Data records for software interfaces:
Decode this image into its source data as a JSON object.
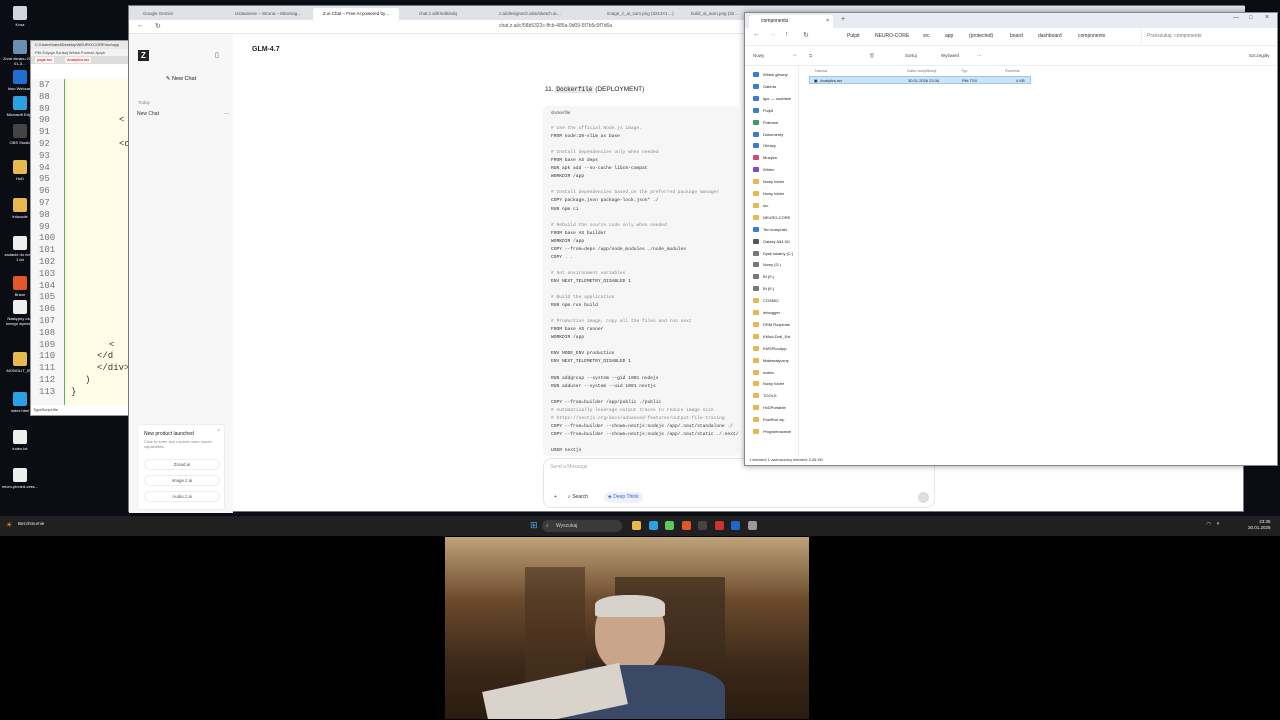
{
  "desktop": {
    "icons": [
      {
        "label": "Kosz",
        "color": "#cfd6df"
      },
      {
        "label": "Zrzut ekranu 2026-01-3…",
        "color": "#6a8fb0"
      },
      {
        "label": "Iriun Webcam",
        "color": "#1f6fd1"
      },
      {
        "label": "Microsoft Edge",
        "color": "#2aa1e2"
      },
      {
        "label": "OBS Studio",
        "color": "#444"
      },
      {
        "label": "HxD",
        "color": "#e7b84b"
      },
      {
        "label": "Intocode",
        "color": "#e7b84b"
      },
      {
        "label": "zadanie do nowej 1.txt",
        "color": "#eee"
      },
      {
        "label": "Brave",
        "color": "#e2572a"
      },
      {
        "label": "Następny czat innego wymiaru",
        "color": "#eee"
      },
      {
        "label": "MONOLIT_IBS",
        "color": "#e7b84b"
      },
      {
        "label": "index.html",
        "color": "#2aa1e2"
      },
      {
        "label": "index.txt",
        "color": "#eee"
      },
      {
        "label": "micro-pinned-cess...",
        "color": "#eee"
      }
    ]
  },
  "editor": {
    "title": "C:\\Users\\hand\\Desktop\\NEURO-CORE\\src\\app",
    "menu": "Plik Edycja Szukaj Widok Format Język",
    "tabs": [
      "page.tsx",
      "Analytics.tsx"
    ],
    "lines": [
      "87",
      "88",
      "89",
      "90",
      "91",
      "92",
      "93",
      "94",
      "95",
      "96",
      "97",
      "98",
      "99",
      "100",
      "101",
      "102",
      "103",
      "104",
      "105",
      "106",
      "107",
      "108",
      "109",
      "110",
      "111",
      "112",
      "113"
    ],
    "code": [
      {
        "line": 3,
        "text": "<"
      },
      {
        "line": 5,
        "text": "<c"
      },
      {
        "line": 22,
        "text": "<"
      },
      {
        "line": 23,
        "text": "</d"
      },
      {
        "line": 24,
        "text": "</div>"
      },
      {
        "line": 25,
        "text": ")"
      },
      {
        "line": 26,
        "text": "}"
      }
    ],
    "status": "TypeScript file"
  },
  "browser": {
    "tabs": [
      {
        "label": "Google Gemini",
        "active": false
      },
      {
        "label": "Ustawienie – Strona – Minimag…",
        "active": false
      },
      {
        "label": "Z.ai Chat – Free AI powered by…",
        "active": true
      },
      {
        "label": "chat.z.ai/fr/edit/edq",
        "active": false
      },
      {
        "label": "z.ai/designer/z.ai/ai/sketch.ai…",
        "active": false
      },
      {
        "label": "image_z_ai_sum.png (3213×1…)",
        "active": false
      },
      {
        "label": "build_ai_aum.png (32…",
        "active": false
      }
    ],
    "url": "chat.z.ai/c/58b5322c-ffcb-485a-9d09-5f7b5c9f7d6a",
    "logo": "Z",
    "new_chat": "New Chat",
    "section": "Today",
    "chat_item": "New Chat",
    "model": "GLM-4.7",
    "promo": {
      "title": "New product launched",
      "desc": "Click to enter and explore more model capabilities.",
      "links": [
        "Zread.ai",
        "image.z.ai",
        "Audio.z.ai"
      ]
    },
    "message_heading": {
      "num": "11.",
      "code": "Dockerfile",
      "rest": "(DEPLOYMENT)"
    },
    "code_lang": "dockerfile",
    "code_lines": [
      {
        "t": "# Use the official Node.js image.",
        "c": true
      },
      {
        "t": "FROM node:20-slim as base",
        "c": false
      },
      {
        "t": "",
        "c": false
      },
      {
        "t": "# Install dependencies only when needed",
        "c": true
      },
      {
        "t": "FROM base AS deps",
        "c": false
      },
      {
        "t": "RUN apk add --no-cache libc6-compat",
        "c": false
      },
      {
        "t": "WORKDIR /app",
        "c": false
      },
      {
        "t": "",
        "c": false
      },
      {
        "t": "# Install dependencies based on the preferred package manager",
        "c": true
      },
      {
        "t": "COPY package.json package-lock.json* ./",
        "c": false
      },
      {
        "t": "RUN npm ci",
        "c": false
      },
      {
        "t": "",
        "c": false
      },
      {
        "t": "# Rebuild the source code only when needed",
        "c": true
      },
      {
        "t": "FROM base AS builder",
        "c": false
      },
      {
        "t": "WORKDIR /app",
        "c": false
      },
      {
        "t": "COPY --from=deps /app/node_modules ./node_modules",
        "c": false
      },
      {
        "t": "COPY . .",
        "c": false
      },
      {
        "t": "",
        "c": false
      },
      {
        "t": "# Set environment variables",
        "c": true
      },
      {
        "t": "ENV NEXT_TELEMETRY_DISABLED 1",
        "c": false
      },
      {
        "t": "",
        "c": false
      },
      {
        "t": "# Build the application",
        "c": true
      },
      {
        "t": "RUN npm run build",
        "c": false
      },
      {
        "t": "",
        "c": false
      },
      {
        "t": "# Production image, copy all the files and run next",
        "c": true
      },
      {
        "t": "FROM base AS runner",
        "c": false
      },
      {
        "t": "WORKDIR /app",
        "c": false
      },
      {
        "t": "",
        "c": false
      },
      {
        "t": "ENV NODE_ENV production",
        "c": false
      },
      {
        "t": "ENV NEXT_TELEMETRY_DISABLED 1",
        "c": false
      },
      {
        "t": "",
        "c": false
      },
      {
        "t": "RUN addgroup --system --gid 1001 nodejs",
        "c": false
      },
      {
        "t": "RUN adduser --system --uid 1001 nextjs",
        "c": false
      },
      {
        "t": "",
        "c": false
      },
      {
        "t": "COPY --from=builder /app/public ./public",
        "c": false
      },
      {
        "t": "# Automatically leverage output traces to reduce image size",
        "c": true
      },
      {
        "t": "# https://nextjs.org/docs/advanced-features/output-file-tracing",
        "c": true
      },
      {
        "t": "COPY --from=builder --chown=nextjs:nodejs /app/.next/standalone ./",
        "c": false
      },
      {
        "t": "COPY --from=builder --chown=nextjs:nodejs /app/.next/static ./.next/static",
        "c": false
      },
      {
        "t": "",
        "c": false
      },
      {
        "t": "USER nextjs",
        "c": false
      }
    ],
    "input_placeholder": "Send a Message",
    "search_btn": "Search",
    "deep_think_btn": "Deep Think"
  },
  "explorer": {
    "tab_title": "components",
    "breadcrumbs": [
      "Pulpit",
      "NEURO-CORE",
      "src",
      "app",
      "(protected)",
      "board",
      "dashboard",
      "components"
    ],
    "search_placeholder": "Przeszukaj: components",
    "toolbar": {
      "new": "Nowy",
      "sort": "Sortuj",
      "view": "Wyświetl",
      "details": "Szczegóły"
    },
    "columns": [
      "Nazwa",
      "Data modyfikacji",
      "Typ",
      "Rozmiar"
    ],
    "file": {
      "name": "Analytics.tsx",
      "date": "30.01.2026 23:34",
      "type": "Plik TSX",
      "size": "4 KB"
    },
    "nav": [
      {
        "label": "Widok główny",
        "color": "#3a7bd5"
      },
      {
        "label": "Galeria",
        "color": "#3a7bd5"
      },
      {
        "label": "igor — osobiste",
        "color": "#3a7bd5"
      },
      {
        "label": "Pulpit",
        "color": "#3a7bd5"
      },
      {
        "label": "Pobrane",
        "color": "#3a9b5a"
      },
      {
        "label": "Dokumenty",
        "color": "#3a7bd5"
      },
      {
        "label": "Obrazy",
        "color": "#3a7bd5"
      },
      {
        "label": "Muzyka",
        "color": "#d54a7a"
      },
      {
        "label": "Wideo",
        "color": "#7a4ad5"
      },
      {
        "label": "Nowy folder",
        "color": "#e7b84b"
      },
      {
        "label": "Nowy folder",
        "color": "#e7b84b"
      },
      {
        "label": "src",
        "color": "#e7b84b"
      },
      {
        "label": "NEURO-CORE",
        "color": "#e7b84b"
      },
      {
        "label": "Ten komputer",
        "color": "#3a7bd5"
      },
      {
        "label": "Galaxy A54 5G",
        "color": "#555"
      },
      {
        "label": "Dysk lokalny (C:)",
        "color": "#777"
      },
      {
        "label": "Nowy (D:)",
        "color": "#777"
      },
      {
        "label": "BI (E:)",
        "color": "#777"
      },
      {
        "label": "BI (E:)",
        "color": "#777"
      },
      {
        "label": "COSMIC",
        "color": "#e7b84b"
      },
      {
        "label": "debugger",
        "color": "#e7b84b"
      },
      {
        "label": "DRM Rozpinak",
        "color": "#e7b84b"
      },
      {
        "label": "KMod-DrdI_Ext",
        "color": "#e7b84b"
      },
      {
        "label": "KMSPicoApp",
        "color": "#e7b84b"
      },
      {
        "label": "Matematyczny",
        "color": "#e7b84b"
      },
      {
        "label": "matrix",
        "color": "#e7b84b"
      },
      {
        "label": "Nowy folder",
        "color": "#e7b84b"
      },
      {
        "label": "TOOLS",
        "color": "#e7b84b"
      },
      {
        "label": "HxDPortable",
        "color": "#e7b84b"
      },
      {
        "label": "PowRun.zip",
        "color": "#e7b84b"
      },
      {
        "label": "Programowanie",
        "color": "#e7b84b"
      }
    ],
    "status": "1 element   1 zaznaczony element  3,45 KB"
  },
  "taskbar": {
    "search": "Wyszukaj",
    "weather": "Bezchmurnie",
    "time": "23:35",
    "date": "30.01.2026",
    "apps": [
      {
        "color": "#e7b84b"
      },
      {
        "color": "#2aa1e2"
      },
      {
        "color": "#5ac85a"
      },
      {
        "color": "#e2572a"
      },
      {
        "color": "#444"
      },
      {
        "color": "#c33"
      },
      {
        "color": "#2266cc"
      },
      {
        "color": "#999"
      }
    ]
  }
}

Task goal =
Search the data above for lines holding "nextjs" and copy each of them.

Output for this task =
        "t": "RUN adduser --system --uid 1001 nextjs",
        "t": "# https://nextjs.org/docs/advanced-features/output-file-tracing",
        "t": "COPY --from=builder --chown=nextjs:nodejs /app/.next/standalone ./",
        "t": "COPY --from=builder --chown=nextjs:nodejs /app/.next/static ./.next/static",
        "t": "USER nextjs",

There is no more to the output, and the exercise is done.